WHAT IS ALBINISM?
Many people think they don't know what albinism is because it's usually referred to as "being albino". I however, feel that albinism is a condition, not an identity. As much as I love blonde jokes, having blonde hair is a characteristic, not a defining attribute. Same with many other characteristics or attributes or conditions we may have.
Albinism is a recessive genetic condition that affects vision and often gives the person little or no pigment in their eyes, skin and hair. Some people with albinism, however, have very normal pigmentation for their ethnicity.
Xue appears to have oculocutaneous albinism, which is the more common type. (The other is ocular, and affects almost exclusively males, and primarily impacts vision and eye pigmentation, not skin and hair pigmentation.) Within oculocutaneous albinism (or OCA), there are several subtypes, which are linked to which gene and melanin-related enzyme is affected. The stereotypical "albino" look, with completely white hair, pink-white skin, and depigmented eyes is usually indicative of OCA1A or "complete" albinism. This is what Xue appears to have. (In short, she will make her Viking siblings look downright swarthy.)
WILL SHE HAVE PINK EYES?
Nope! Surprised? Yeah, I thought that too. I thought white skin and pink eyes were the definition of albinism! Turns out no one has pink eyes. People with albinism have blue, gray or violet-looking eyes, or if they have more pigment, they may have hazel or even brown! "Depigmented irises" are actually blue! Beautiful, gorgeous, crystal blue in fact. :) That's what my baby has.
So why does everyone say that people with albinism have pink (or red) eyes?
Have you ever had "red eye" in photos? That is caused by the light (usually from the flash) reflecting off of the blood in the choroid behind your retina. Something similar happens in people with albinism. The sclera ("whites") of the eyes have no pigment, nor does their iris, and when light hits their eyes at certain angles, a similar pink or red-effect occurs. In normal light, you get to enjoy their beautiful baby blues (or whatever they are).
WILL SHE EVER BE ABLE TO GO OUTSIDE?

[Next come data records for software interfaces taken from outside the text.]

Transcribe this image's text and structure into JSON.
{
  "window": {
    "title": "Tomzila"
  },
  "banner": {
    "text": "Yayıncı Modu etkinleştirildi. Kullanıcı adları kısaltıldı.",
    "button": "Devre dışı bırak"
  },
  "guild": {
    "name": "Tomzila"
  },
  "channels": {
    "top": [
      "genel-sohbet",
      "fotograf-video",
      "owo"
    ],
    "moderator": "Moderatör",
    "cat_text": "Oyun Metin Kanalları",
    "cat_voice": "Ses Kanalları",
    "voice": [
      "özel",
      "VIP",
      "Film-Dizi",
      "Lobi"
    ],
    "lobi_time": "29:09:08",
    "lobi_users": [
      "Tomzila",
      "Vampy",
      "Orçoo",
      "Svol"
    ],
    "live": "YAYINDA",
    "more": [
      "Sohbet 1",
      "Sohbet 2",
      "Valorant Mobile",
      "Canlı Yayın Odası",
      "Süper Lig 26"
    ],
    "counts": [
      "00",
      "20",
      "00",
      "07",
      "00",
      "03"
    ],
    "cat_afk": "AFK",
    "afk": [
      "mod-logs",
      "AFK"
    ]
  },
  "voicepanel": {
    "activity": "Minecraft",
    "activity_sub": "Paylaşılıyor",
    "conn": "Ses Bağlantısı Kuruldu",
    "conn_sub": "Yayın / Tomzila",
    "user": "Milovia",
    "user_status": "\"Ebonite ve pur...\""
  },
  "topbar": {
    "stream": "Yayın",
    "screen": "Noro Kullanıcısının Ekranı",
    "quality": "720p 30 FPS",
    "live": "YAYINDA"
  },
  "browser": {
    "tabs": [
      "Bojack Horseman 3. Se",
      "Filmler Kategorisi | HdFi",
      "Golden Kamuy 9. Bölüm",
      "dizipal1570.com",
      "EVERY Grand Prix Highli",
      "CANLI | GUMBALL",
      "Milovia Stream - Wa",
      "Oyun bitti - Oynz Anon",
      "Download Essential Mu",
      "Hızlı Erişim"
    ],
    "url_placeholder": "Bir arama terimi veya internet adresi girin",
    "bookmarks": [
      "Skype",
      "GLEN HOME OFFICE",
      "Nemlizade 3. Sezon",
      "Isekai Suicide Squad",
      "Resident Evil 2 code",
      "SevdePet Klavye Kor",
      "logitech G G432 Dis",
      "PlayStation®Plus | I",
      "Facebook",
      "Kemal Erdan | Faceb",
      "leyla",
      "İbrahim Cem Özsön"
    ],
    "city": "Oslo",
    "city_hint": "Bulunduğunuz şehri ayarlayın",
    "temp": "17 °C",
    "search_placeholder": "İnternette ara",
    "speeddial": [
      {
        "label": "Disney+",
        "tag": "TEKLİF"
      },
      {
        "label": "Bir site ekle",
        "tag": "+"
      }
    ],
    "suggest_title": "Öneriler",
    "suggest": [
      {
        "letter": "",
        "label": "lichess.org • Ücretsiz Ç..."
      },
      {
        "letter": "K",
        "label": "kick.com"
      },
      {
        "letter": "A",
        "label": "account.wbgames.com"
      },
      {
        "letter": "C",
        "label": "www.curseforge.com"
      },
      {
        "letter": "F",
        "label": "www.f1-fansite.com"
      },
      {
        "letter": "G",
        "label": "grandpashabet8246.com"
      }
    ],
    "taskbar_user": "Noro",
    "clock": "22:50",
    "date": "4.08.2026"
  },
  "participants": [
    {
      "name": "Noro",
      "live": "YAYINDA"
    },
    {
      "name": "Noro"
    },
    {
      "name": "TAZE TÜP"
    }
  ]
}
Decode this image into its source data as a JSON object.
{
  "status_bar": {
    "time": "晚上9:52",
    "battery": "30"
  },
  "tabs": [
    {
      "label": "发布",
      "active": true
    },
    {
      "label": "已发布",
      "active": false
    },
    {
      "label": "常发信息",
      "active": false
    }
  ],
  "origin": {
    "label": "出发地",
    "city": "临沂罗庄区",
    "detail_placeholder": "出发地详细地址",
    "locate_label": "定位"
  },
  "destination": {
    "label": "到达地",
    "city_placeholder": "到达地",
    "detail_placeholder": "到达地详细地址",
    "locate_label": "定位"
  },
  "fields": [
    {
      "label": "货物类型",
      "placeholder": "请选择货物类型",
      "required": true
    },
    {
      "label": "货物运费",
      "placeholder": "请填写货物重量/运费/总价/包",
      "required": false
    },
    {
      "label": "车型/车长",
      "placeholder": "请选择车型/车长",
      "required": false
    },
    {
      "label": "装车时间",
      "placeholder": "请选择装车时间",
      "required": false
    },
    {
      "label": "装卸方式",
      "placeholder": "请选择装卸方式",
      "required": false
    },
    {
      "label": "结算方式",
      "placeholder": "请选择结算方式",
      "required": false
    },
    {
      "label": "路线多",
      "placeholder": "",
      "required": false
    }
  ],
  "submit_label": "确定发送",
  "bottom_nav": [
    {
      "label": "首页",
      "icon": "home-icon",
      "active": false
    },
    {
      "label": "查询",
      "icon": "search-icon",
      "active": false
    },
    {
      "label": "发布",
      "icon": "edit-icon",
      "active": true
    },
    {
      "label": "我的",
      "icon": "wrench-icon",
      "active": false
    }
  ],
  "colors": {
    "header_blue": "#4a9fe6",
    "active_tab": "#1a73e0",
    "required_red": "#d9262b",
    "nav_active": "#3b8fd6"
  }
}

Absolutely. Because of the lack of pigment in her skin, she is unable to tan and will burn quite easily and be at higher risk for skin cancer. The solution? Long clothing, hats, and LOTS of sunblock. I think I'm going to have to find a brand of sunblock that we like and buy it by the gallon.
Also, because her irises and sclera have no pigment, they let a LOT more light in than your eyes or mine do. The result is that feeling you get when you turn the bathroom light on first thing in the morning. TOO MUCH LIGHT! In a great primer book on albinism put out by NOAH (more on NOAH later) called "Raising a Child With Albinism", they describe it this way:
In closing, the best resource I have found for information about albinism is the NOAH website. (National Organization for Albinism and Hypopigmentation). They have forums, resource lists, and pages for people with albinism and people who just need to write a paper about albinism. I found that amusing and helpful.